For every line in the entries that contains "JSON", show the whole line.

Website and app data records:

________________________________________

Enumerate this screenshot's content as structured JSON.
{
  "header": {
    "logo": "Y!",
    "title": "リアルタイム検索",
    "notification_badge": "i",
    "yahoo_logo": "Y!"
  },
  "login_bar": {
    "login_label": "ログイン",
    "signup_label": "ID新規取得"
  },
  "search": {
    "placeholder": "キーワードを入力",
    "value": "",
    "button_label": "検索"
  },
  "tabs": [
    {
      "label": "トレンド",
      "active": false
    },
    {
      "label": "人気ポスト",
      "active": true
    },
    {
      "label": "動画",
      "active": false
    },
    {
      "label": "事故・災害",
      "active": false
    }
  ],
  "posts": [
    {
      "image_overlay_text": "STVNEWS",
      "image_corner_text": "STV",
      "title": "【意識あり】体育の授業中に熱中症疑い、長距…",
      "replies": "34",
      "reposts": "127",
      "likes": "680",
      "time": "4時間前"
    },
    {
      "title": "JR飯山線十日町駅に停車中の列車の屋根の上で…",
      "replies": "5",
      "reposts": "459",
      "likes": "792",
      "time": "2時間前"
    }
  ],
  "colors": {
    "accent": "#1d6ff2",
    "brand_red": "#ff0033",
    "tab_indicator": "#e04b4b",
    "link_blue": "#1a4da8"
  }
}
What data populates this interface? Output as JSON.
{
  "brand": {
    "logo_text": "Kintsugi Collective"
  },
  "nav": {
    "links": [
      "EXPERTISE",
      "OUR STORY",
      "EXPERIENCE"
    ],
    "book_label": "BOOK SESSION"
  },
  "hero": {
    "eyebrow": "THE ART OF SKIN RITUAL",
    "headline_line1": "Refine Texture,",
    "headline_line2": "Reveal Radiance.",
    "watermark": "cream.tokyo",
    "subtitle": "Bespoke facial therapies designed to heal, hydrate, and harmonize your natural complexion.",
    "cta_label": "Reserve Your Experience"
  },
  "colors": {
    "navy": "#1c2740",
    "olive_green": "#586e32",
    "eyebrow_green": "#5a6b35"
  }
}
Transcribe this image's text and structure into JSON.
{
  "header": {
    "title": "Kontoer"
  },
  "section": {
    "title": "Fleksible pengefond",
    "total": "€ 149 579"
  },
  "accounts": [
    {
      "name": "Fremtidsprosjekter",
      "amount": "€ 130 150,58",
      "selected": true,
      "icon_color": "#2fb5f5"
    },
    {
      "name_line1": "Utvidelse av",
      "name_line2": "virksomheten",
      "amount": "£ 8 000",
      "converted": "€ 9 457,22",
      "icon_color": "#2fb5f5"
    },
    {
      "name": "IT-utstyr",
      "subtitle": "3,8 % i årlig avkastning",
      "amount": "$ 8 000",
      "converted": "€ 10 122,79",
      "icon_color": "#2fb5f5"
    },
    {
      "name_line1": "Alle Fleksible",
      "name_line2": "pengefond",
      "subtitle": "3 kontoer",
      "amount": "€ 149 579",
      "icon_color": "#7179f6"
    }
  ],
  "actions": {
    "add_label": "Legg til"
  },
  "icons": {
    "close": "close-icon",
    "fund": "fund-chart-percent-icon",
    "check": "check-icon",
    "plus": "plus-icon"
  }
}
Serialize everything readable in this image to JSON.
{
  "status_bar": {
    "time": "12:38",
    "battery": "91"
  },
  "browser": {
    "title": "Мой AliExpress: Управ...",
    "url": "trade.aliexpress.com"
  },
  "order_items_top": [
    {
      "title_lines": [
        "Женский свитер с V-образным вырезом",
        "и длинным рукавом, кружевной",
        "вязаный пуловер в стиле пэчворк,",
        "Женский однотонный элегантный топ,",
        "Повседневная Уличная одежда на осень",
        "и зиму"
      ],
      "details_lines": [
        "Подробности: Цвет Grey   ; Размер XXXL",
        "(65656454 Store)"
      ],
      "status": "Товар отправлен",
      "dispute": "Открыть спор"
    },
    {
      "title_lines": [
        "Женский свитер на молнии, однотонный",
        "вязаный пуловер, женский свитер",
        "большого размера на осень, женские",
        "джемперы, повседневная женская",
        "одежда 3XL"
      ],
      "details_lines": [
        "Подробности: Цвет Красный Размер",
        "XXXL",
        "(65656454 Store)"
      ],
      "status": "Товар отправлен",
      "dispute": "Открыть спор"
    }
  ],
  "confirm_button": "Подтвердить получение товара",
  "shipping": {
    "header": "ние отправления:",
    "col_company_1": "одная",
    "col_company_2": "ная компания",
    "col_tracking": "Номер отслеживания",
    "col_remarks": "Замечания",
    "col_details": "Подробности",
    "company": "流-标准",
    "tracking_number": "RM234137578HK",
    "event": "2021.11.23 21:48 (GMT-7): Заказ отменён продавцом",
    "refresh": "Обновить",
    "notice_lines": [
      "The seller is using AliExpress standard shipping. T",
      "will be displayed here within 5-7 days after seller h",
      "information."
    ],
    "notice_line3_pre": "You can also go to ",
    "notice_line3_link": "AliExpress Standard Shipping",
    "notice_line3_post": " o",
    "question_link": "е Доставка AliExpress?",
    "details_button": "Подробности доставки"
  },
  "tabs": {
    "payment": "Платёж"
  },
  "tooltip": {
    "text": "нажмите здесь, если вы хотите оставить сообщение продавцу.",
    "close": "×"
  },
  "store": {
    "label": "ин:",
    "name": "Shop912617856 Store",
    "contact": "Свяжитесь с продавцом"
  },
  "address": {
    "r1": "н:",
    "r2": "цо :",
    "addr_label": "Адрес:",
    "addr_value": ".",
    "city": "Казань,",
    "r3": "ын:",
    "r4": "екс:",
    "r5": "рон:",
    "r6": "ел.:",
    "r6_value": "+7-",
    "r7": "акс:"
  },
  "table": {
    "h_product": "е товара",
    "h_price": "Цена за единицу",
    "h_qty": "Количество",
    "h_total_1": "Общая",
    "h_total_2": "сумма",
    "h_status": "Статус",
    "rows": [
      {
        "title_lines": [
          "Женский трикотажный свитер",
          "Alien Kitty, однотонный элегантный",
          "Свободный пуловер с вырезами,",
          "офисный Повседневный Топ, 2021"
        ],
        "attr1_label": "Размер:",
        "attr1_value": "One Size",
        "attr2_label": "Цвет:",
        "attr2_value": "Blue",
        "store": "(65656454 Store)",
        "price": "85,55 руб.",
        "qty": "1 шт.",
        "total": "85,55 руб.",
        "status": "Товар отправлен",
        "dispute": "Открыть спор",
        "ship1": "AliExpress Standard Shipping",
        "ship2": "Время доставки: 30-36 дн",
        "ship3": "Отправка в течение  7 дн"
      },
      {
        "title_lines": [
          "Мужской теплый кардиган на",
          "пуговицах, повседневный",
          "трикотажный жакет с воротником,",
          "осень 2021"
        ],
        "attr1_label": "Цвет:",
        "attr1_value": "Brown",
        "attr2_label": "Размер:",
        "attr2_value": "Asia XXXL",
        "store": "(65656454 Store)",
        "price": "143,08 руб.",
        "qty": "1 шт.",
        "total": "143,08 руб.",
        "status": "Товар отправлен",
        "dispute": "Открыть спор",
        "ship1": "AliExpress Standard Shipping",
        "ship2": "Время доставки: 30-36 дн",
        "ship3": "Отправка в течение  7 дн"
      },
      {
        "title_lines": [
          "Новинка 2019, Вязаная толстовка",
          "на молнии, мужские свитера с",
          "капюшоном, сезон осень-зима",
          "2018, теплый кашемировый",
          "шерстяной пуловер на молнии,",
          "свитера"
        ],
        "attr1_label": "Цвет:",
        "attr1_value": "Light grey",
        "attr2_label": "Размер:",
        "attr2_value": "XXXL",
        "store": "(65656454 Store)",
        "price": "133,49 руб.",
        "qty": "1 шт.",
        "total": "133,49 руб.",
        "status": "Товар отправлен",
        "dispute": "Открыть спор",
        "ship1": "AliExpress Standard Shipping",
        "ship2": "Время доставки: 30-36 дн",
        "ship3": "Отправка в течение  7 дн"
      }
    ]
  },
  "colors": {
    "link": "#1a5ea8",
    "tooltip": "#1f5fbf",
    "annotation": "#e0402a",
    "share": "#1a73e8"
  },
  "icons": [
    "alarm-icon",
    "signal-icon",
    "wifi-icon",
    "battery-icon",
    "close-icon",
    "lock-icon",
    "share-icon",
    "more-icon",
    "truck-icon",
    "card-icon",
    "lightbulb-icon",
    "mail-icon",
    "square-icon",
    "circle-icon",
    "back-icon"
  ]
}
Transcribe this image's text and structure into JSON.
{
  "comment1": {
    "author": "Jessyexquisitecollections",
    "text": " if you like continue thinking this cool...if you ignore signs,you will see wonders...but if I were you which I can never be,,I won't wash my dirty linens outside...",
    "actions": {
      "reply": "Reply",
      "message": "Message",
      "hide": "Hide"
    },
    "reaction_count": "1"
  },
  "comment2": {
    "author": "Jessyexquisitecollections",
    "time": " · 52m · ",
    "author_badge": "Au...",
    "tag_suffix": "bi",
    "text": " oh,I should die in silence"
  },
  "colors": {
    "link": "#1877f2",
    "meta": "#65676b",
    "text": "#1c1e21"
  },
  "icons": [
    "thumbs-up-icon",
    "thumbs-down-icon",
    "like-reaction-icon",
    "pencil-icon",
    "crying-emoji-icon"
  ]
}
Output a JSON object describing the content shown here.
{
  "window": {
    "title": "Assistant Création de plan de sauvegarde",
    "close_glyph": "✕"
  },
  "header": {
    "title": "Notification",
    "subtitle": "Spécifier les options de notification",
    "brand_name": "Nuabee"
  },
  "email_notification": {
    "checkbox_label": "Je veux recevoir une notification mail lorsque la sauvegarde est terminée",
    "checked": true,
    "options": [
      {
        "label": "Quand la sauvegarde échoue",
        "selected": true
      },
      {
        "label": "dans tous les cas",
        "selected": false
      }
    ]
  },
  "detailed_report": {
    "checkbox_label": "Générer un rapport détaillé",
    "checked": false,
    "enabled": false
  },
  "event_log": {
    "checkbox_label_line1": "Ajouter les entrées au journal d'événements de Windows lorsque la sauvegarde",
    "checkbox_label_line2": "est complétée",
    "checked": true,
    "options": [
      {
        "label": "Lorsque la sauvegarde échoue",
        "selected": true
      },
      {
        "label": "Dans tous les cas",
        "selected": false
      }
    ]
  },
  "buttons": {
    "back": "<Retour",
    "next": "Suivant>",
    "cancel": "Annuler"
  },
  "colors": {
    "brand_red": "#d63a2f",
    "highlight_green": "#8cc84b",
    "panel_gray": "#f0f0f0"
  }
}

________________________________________

EXPECTED ANSWER:
Enumerate this screenshot's content as structured JSON.
What data populates this interface? Output as JSON.
Transcribe this image's text and structure into JSON.
Serialize everything readable in this image to JSON.
Transcribe this image's text and structure into JSON.
Output a JSON object describing the content shown here.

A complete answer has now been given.